By Paul Edgar
Guest Editor, Series on Remembering War
It is no surprise that readers have posted good comments to many of the articles in this series. (Yes, I have been paying attention, though unable to respond weekly.) I will address a couple of them and then introduce Part II of the series, which consists of case studies. Also, if you have a personal account or a case study that emphasizes the challenges inherent in remembering war well, or if you have a success story, send me a pitch for your idea at firstname.lastname@example.org.
One fundamental difficulty noted by many readers but stated best by Kriegsakademie is that “war is really just another subset of the great challenge of memory and history.” Because we can never fully reconstruct the past, retelling it is always a creative exercise; it is always a metaphor, a point John Gaddis nicely established in The Landscape of History. He suggests that the right question to ask is whether a given account is appropriate for its purpose and context.
Initially, Gaddis’ insight seems to blur the distinction we often make between ‘proper history’ and ‘myth.’ If it is impossible to capture ‘pure history,’ why bother at all? Reader JPWREL made a related observation: “All history is in a sense a misrepresentation of the past or more simply myth.” Yet I disagree, and I think Gaddis would too, with one aspect of that statement. (Based on his insightful comments, I am sure JPWREL would qualify his statement if given the opportunity. But I will use it anyways to make my point.) History is not necessarily misrepresentation. Rather, it is, necessarily, selective representation. Selective representation can still be authentic, depending on its objective and context.
Overtly recognizing the purposes of our ‘war metaphors’ is vital. It enables us, and our audiences, to select and interrogate data and narratives judiciously. Are we writing a eulogy for a friend killed in combat? A patrol order for an Afghan valley we have patrolled many times before? The president elect’s national security strategy? Or an exhaustive history of French and American campaigns to protect Highway 1 in Vietnam? Each of these is a legitimate exercise in remembrance, but make different demands on the available data and different implications for those who listen.
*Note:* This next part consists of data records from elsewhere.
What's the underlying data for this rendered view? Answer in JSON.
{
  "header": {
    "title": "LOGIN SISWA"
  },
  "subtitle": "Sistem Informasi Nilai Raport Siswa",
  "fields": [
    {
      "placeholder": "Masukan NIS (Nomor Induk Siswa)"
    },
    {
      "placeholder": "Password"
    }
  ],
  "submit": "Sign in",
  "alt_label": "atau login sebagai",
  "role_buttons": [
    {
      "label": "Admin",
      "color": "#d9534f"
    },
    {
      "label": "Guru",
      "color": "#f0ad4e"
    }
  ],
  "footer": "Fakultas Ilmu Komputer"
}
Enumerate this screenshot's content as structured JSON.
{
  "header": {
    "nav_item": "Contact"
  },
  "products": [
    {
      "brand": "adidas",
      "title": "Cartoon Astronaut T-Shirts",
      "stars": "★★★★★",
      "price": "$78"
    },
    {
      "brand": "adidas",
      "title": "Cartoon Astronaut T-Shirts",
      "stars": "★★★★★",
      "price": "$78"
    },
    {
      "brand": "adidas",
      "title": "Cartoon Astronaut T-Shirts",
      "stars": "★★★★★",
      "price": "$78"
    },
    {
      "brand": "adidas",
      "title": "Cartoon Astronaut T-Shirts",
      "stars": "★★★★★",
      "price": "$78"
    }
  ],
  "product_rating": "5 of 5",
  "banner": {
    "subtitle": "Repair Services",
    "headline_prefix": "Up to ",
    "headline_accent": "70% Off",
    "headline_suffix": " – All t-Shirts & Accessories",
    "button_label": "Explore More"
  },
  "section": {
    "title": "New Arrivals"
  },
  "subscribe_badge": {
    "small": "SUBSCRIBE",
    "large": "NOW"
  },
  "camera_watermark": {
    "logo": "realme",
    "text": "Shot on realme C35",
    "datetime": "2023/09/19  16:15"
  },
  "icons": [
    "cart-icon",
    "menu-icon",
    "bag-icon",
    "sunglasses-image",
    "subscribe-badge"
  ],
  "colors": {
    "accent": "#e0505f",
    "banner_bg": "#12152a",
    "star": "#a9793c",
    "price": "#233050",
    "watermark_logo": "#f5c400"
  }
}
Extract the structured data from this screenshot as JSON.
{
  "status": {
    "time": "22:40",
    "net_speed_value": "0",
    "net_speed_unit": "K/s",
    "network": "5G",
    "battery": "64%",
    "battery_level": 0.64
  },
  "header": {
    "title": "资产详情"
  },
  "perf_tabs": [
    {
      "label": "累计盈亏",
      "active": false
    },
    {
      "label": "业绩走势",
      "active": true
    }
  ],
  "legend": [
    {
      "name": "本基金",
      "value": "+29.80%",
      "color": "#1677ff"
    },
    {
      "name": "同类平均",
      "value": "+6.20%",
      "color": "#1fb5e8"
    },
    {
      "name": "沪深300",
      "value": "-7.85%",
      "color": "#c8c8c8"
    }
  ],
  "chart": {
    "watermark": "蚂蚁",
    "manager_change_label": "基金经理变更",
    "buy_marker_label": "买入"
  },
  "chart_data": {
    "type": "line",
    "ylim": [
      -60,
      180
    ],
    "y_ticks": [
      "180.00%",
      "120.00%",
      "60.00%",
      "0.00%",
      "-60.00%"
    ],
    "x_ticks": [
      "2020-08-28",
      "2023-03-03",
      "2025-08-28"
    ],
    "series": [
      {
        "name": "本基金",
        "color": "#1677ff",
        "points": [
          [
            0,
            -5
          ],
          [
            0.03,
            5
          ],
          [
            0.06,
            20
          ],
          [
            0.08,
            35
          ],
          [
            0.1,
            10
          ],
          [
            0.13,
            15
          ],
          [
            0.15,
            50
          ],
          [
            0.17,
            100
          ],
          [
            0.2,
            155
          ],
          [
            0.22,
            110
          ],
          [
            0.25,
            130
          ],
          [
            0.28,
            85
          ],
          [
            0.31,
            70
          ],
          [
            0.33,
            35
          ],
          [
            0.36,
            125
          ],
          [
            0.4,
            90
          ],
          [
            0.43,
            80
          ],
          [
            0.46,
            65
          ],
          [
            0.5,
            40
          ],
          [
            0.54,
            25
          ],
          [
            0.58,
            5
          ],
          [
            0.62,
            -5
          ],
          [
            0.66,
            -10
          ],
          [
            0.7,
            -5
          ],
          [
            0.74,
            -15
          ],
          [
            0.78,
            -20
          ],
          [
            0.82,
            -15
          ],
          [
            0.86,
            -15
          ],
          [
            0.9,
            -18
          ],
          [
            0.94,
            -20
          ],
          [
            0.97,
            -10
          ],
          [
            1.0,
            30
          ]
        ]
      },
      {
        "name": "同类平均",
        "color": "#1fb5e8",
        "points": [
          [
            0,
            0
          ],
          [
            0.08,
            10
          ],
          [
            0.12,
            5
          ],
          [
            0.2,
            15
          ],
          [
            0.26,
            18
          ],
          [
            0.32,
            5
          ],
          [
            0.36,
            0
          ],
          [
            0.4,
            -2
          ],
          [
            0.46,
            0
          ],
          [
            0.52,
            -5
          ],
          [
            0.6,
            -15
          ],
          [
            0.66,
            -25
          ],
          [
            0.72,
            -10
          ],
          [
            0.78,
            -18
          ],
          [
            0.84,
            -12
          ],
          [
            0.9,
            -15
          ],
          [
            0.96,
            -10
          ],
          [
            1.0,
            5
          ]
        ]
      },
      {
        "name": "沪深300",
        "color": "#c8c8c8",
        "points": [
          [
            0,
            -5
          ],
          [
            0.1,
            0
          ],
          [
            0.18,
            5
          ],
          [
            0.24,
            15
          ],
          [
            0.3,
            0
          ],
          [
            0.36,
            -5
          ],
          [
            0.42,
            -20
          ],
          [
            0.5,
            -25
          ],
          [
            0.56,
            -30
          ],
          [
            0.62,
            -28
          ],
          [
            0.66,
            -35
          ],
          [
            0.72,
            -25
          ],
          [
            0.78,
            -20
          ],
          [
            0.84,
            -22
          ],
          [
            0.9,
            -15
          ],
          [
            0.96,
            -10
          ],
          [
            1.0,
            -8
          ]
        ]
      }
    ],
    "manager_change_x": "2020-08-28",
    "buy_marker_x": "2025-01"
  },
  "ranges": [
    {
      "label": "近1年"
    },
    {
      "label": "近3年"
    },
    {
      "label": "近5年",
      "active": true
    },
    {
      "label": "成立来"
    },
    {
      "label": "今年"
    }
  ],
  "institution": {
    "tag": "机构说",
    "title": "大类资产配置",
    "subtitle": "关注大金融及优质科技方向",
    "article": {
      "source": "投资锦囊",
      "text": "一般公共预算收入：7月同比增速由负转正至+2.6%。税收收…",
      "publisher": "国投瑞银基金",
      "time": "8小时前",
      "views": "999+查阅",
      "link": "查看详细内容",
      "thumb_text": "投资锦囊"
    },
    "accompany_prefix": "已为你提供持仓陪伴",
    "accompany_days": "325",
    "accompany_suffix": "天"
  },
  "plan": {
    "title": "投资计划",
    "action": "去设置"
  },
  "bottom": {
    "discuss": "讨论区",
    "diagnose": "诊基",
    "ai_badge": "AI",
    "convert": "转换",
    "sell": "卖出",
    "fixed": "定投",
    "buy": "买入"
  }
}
In the next two months, scholars and veterans (and veteran-scholars!) will present case studies that illustrate the utility of our war metaphors and the problems that arise when data and purposes are at odds. First, Steele Brand, Assistant Professor of History at The King’s College, takes us back to antiquity — where we began — and contrasts the objectives of the historians Horace and Livy. Tarak Barkawi, Deputy Head of the Department of International Relations at London School of Economics, demonstrates that our purposes for remembering war can be at violent odds, especially if we do not clearly admit what those purposes are. Captain Ben Griffin, history instructor at West Point and PhD candidate at UT Austin, exposes an unexpected, fictive war metaphor that served the security strategy of the Regan Administration. Finally, Ian Hopper, Visiting Professor of History at Claremont McKenna College, describes his unique approach to war simulations that exposes student presumptions and gaps in memory.
I will respond to more reader comments near the end of the series. In the meantime, if you have a good idea for this series, send it along. Perhaps we will gather enough to run a Part III.
Paul Edgar is a Ph.D. student in Middle East Languages and Cultures at the University of Texas and a Clements Center Graduate Fellow. Recently retired from the Army as a lieutenant colonel, he commanded 4th Battalion, 3rd U.S. Infantry, from 2011-2013. He has lived and worked extensively in Europe, Iraq, Afghanistan, Jordan, and Israel.
Photo credit: Paul Edgar